The PACS migration vendor did most of the heavy lifting, so Petrella’s in-house IT staff could focus on other urgent tasks not directly related to the changeover.
The heaviest lifting in a migration is usually the data validation. As such, Vining thinks it a fool’s errand to attempt it alone without the help of a reputable conversion vendor, no matter how crack an IT staff one might possess.
“You really need to approach this process through a team effort, and a key part of the team will be your vendorsthe PACS vendor or vendors as well as a migration vendor,” he says. “It’s the kind of project that is complex enough that you need good teamwork and coordination across the board.”
Engstrom and Messerschmitt agree with Vining that teamwork is essential, but disagree with him on the extent to which reliance on an outside vendor is necessary. Allina’s dealings with a migration vendor were mainly confined to buyin a copy of the company’s software and the obtaining training in its use so that Engstrom’s team could execute the transfer themselves, in-house.
“This approach gave us a lot more control, and guaranteed us more cooperation from our PACS conversion sites,” she says, indicating that those locations included four metropolitan and six regional hospitals.
Says Messerschmitt: “It’s a lot better to be able to proceed at your own pace and not have to rely on someone else.”
Over at Phoebe Putney Memorial Hospital, this is that organization’s first migration from an old to new PACS, yet the IT department there is confident of success.
“We’re confident because we’re starting with a new PACS that has a reputation for making migrations very easy,” says CIO Patty Massey. “I’ve talked to colleagues at other institutions who are users of this system—people who are my friends, not references the vendor gave me. Even those who are by no means fans of this particular PACS vendor have good things to say about the implementation and migration.”
While the word of those colleagues carried much weight with Massey, it was not enough to convince her the system under consideration could facilitate a smooth migration.

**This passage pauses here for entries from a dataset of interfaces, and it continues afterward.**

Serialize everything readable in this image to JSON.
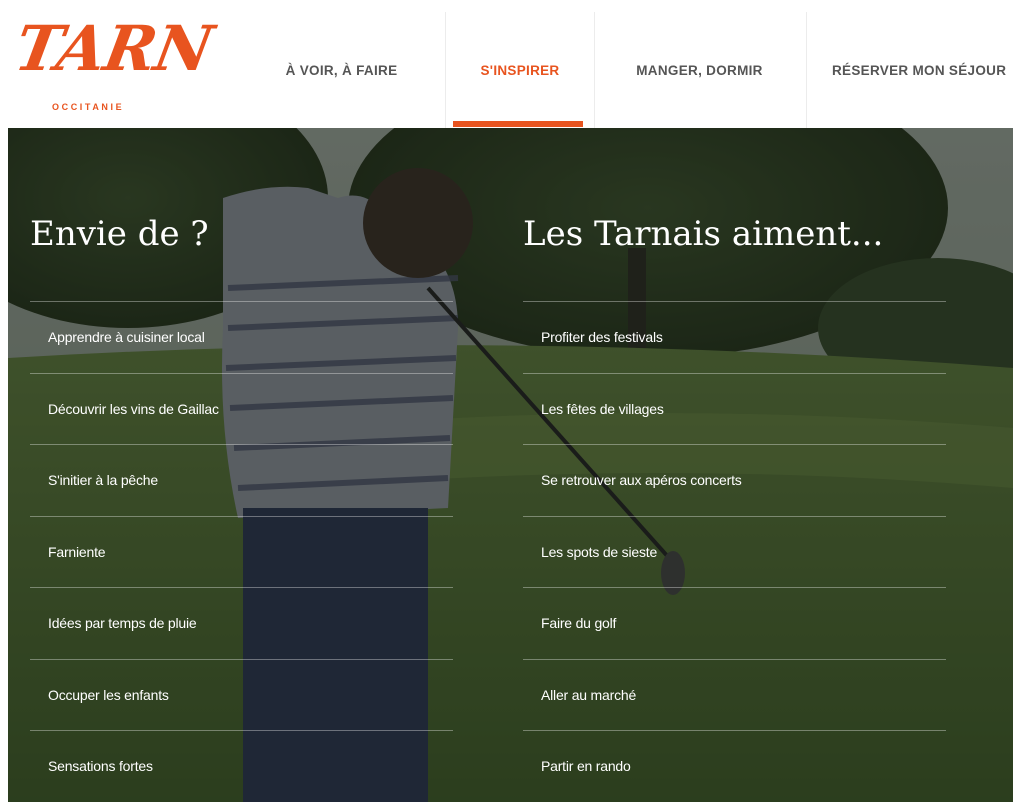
{
  "brand": {
    "logo_text": "TARN",
    "logo_subtitle": "OCCITANIE",
    "accent_color": "#e8541f"
  },
  "nav": {
    "items": [
      {
        "label": "À VOIR, À FAIRE",
        "active": false
      },
      {
        "label": "S'INSPIRER",
        "active": true
      },
      {
        "label": "MANGER, DORMIR",
        "active": false
      },
      {
        "label": "RÉSERVER MON SÉJOUR",
        "active": false
      }
    ]
  },
  "menu": {
    "left": {
      "title": "Envie de ?",
      "items": [
        "Apprendre à cuisiner local",
        "Découvrir les vins de Gaillac",
        "S'initier à la pêche",
        "Farniente",
        "Idées par temps de pluie",
        "Occuper les enfants",
        "Sensations fortes"
      ]
    },
    "right": {
      "title": "Les Tarnais aiment...",
      "items": [
        "Profiter des festivals",
        "Les fêtes de villages",
        "Se retrouver aux apéros concerts",
        "Les spots de sieste",
        "Faire du golf",
        "Aller au marché",
        "Partir en rando"
      ]
    }
  }
}
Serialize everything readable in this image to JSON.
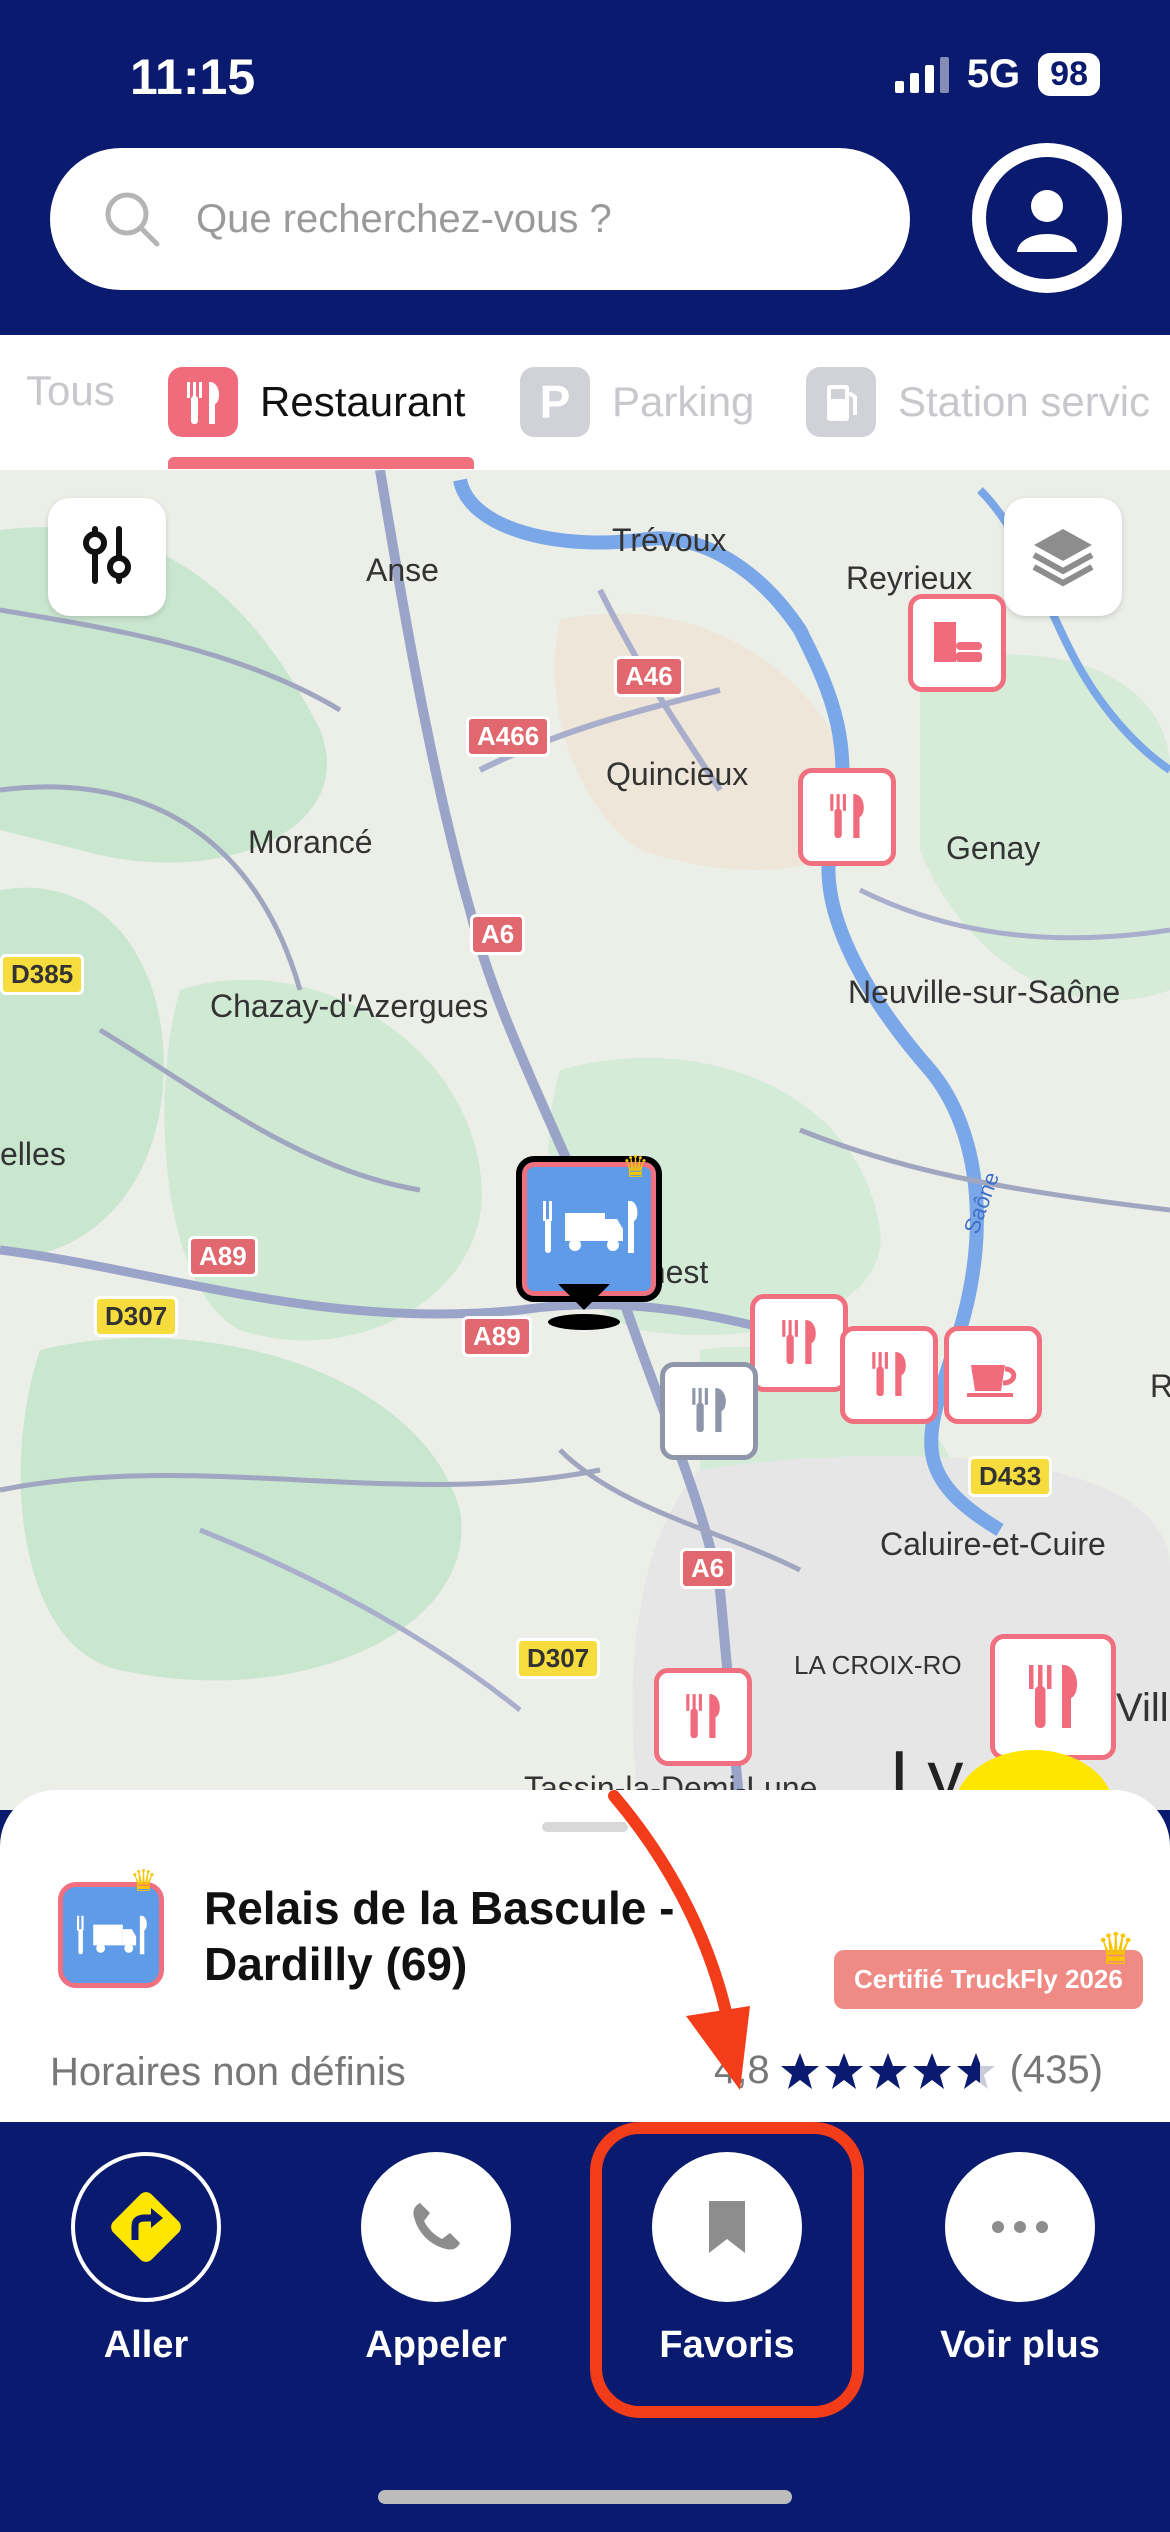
{
  "status": {
    "time": "11:15",
    "network": "5G",
    "battery": "98"
  },
  "search": {
    "placeholder": "Que recherchez-vous ?"
  },
  "tabs": [
    {
      "label": "Tous",
      "icon": "none"
    },
    {
      "label": "Restaurant",
      "icon": "fork-knife-icon",
      "active": true
    },
    {
      "label": "Parking",
      "icon": "parking-icon"
    },
    {
      "label": "Station servic",
      "icon": "fuel-pump-icon"
    }
  ],
  "map": {
    "labels": [
      "Trévoux",
      "Anse",
      "Reyrieux",
      "Quincieux",
      "Genay",
      "Morancé",
      "Chazay-d'Azergues",
      "Neuville-sur-Saône",
      "elles",
      "onest",
      "Caluire-et-Cuire",
      "LA CROIX-RO",
      "Tassin-la-Demi-Lune",
      "Saône",
      "R",
      "Vill",
      "Ly"
    ],
    "roads": [
      "A46",
      "A466",
      "A6",
      "D385",
      "A89",
      "D307",
      "A89",
      "D433",
      "A6",
      "D307"
    ]
  },
  "place": {
    "name": "Relais de la Bascule - Dardilly (69)",
    "certification": "Certifié TruckFly 2026",
    "hours": "Horaires non définis",
    "rating": "4,8",
    "reviews": "(435)"
  },
  "actions": [
    {
      "label": "Aller",
      "icon": "directions-icon"
    },
    {
      "label": "Appeler",
      "icon": "phone-icon"
    },
    {
      "label": "Favoris",
      "icon": "bookmark-icon"
    },
    {
      "label": "Voir plus",
      "icon": "more-icon"
    }
  ],
  "colors": {
    "navy": "#0a1a6e",
    "accent": "#f07080",
    "highlight": "#f23c1a",
    "yellow": "#ffe600"
  }
}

So she arranged for the vendor to demonstrate retrieval of images from the old archive to the new.
“We saw it work, and we saw that it worked with little in the way of preparation,” she says.
Massey is confident of success too for the reason that her department is tackling the job in partnership with radiology.
“Our basic premise is that, as IT people, we don’t know much about radiology, and vice versa.” she says. “But, by partnering our expertise, pooling what we each know, we’re far better positioned to be successful.”
Rich Smith is a contributing writer for Decisions in Axis Imaging News.